“She has a superpower, which is: she goes to a restaurant, she tastes the food, and she knows how to make it,” Navea continues. “And she does it better!”
But when Venezuela’s economy began to struggle, as global oil prices crashed and hyperinflation set in, running a business became difficult. “When we tried to buy the things to make our sauces, everything was always more expensive,” Andrade explains.
“Inflation was faster than us,” Navea adds. “Everything brought another problem, like it became hard to find the same containers to buy again.”
When Andrade and Navea decided to make their lives in Chicago, they harbored hopes of once again operating their own business in the food industry. Andrade worked as a nanny for several years, finding a family that allowed her to bring her daughter to their home so that she didn’t have to find—and pay for—childcare. Navea delivered pizzas. They lived for a while with Andrade’s brother in his Albany Park apartment, before finding their own place. “We started over from zero,” Navea says. “Two or three years later, we had some savings. We were always saving money.”

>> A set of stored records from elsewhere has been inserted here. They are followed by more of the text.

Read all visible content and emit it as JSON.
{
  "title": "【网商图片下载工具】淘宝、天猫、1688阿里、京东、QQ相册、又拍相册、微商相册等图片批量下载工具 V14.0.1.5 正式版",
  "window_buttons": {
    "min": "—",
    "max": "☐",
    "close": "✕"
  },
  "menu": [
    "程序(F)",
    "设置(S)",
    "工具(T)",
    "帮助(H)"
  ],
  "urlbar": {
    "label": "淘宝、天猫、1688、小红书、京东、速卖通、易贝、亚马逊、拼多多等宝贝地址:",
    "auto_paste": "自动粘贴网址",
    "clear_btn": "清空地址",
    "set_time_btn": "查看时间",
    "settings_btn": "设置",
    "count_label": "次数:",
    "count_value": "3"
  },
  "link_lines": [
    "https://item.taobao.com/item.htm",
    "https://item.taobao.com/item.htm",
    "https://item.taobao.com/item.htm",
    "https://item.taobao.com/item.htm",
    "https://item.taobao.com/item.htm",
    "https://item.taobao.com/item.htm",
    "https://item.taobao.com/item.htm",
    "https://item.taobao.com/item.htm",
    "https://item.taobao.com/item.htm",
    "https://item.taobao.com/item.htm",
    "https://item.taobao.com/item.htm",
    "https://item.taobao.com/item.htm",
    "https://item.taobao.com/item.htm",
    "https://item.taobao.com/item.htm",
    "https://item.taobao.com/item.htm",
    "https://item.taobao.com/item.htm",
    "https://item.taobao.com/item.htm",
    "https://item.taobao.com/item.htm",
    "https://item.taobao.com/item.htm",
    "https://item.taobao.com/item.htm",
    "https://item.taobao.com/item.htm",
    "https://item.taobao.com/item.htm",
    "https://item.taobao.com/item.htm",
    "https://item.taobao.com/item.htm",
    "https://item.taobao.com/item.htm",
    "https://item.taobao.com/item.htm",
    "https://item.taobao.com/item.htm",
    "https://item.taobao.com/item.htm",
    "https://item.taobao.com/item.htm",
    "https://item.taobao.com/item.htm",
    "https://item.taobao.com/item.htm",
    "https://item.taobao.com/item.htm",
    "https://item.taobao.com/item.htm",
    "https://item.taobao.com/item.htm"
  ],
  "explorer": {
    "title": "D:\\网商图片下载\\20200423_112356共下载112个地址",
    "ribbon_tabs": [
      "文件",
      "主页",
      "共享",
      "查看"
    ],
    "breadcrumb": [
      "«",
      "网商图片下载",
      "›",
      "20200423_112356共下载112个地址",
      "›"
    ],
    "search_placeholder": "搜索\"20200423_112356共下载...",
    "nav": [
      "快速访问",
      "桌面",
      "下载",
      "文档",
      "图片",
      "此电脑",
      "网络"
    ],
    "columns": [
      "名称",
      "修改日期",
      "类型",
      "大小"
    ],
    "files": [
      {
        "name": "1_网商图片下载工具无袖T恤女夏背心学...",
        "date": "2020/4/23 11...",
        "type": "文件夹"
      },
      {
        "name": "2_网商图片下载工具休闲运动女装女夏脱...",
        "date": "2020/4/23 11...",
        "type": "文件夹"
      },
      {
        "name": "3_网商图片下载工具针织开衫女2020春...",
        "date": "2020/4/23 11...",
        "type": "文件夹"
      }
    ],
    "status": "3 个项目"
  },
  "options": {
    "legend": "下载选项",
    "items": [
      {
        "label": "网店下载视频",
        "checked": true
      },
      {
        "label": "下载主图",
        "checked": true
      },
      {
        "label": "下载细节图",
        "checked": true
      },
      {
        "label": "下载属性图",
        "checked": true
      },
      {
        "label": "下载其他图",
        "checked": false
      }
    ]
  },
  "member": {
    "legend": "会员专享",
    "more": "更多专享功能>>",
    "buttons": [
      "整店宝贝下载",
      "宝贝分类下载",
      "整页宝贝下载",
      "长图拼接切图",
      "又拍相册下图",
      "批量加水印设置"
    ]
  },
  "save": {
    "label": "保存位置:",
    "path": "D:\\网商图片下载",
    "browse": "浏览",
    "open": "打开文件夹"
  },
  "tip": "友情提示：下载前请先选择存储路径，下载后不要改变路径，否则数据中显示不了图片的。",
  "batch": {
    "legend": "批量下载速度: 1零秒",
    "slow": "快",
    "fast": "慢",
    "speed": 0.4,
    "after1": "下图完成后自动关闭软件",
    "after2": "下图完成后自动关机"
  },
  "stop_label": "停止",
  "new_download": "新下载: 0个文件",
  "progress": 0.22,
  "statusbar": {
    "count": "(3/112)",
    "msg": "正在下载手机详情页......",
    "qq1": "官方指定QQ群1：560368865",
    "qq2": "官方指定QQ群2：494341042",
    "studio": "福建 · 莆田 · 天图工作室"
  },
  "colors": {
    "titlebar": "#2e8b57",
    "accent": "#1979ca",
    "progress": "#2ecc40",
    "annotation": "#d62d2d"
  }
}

Not that they had much when they decided to open a restaurant. When Navea noticed that the Lawrence Avenue storefront that they now occupy was for rent, “we didn’t have the money,” he says, laughing. “We had the idea.” Dave Miller, of nearby Baker Miller, had bought the former pizza place and decided to rent it out. Two other businesses were interested in the location, but Miller decided to offer it to Andrade and Navea, despite their lack of available funds.
“I could tell they were good people and that they would do whatever it took to make a new/better life for themselves,” Miller writes in an email. “They do things 100%,” he continued, “and have spent a lot of time studying [the restaurant business]—so if anyone deserves success it’s them.”

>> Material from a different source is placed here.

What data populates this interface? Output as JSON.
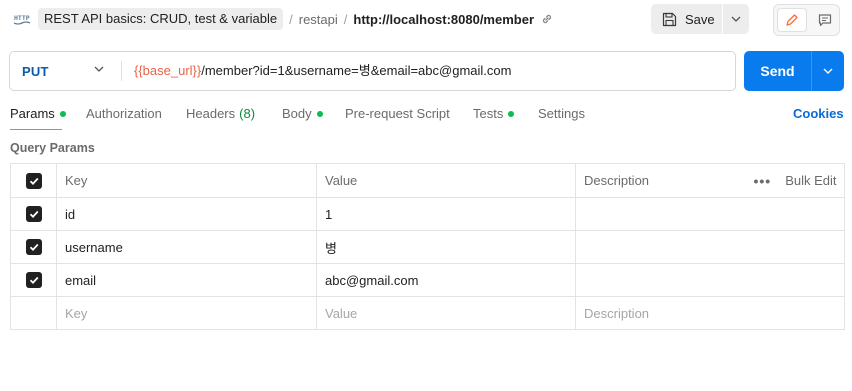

“He believed in us,” Andrade says.
“I hugged him right there,” Navea says. “It was only the second time I had seen him.”
So the couple set about finding the money to open a restaurant. “After we rented the place, we were like, ‘We have to do it, we don’t have any options.’ And when you feel like you don’t have options, you have to do it,” Andrade explains. They managed to pull together the capital through people’s generosity, and began to renovate the storefront. “Everything that you see here, we made it ourselves,” Navea says. “We painted everything, we took down a wall, Andrea designed the menu. She is not a designer. I didn’t have any idea about painting or building or anything; YouTube was my school.”
Sweet Pepper opened in June of 2018. Starting a restaurant from the ground up has been useful experience for the couple, who hope to eventually open more. “I would love to be in the whole country,” Navea says. “I don’t know when. Someday. It’s coming.”
“We see this place as a school,” he says. “We have learned a lot, and are still learning every day.”
They continue to work to put down roots here: Andrade is taking English classes at Truman College, Navea is active in the neighborhood Facebook group, both of Andrade’s parents have now joined them in Chicago, and her father works at the restaurant.
“When we came to this country, we were scared, because what you hear about Americans are not good things,” Navea says. “They never say: Americans are friendly. They don’t say: Americans support people.”
“A lot of people have helped us,” Andrade adds.
“Chicago feels like home now,” she says. “I even told Jose, it would be hard for me to go back to Venezuela. I don’t know if I could do it. We have a new life here.”
It may have been an unexpected new life, but they worked hard to build it.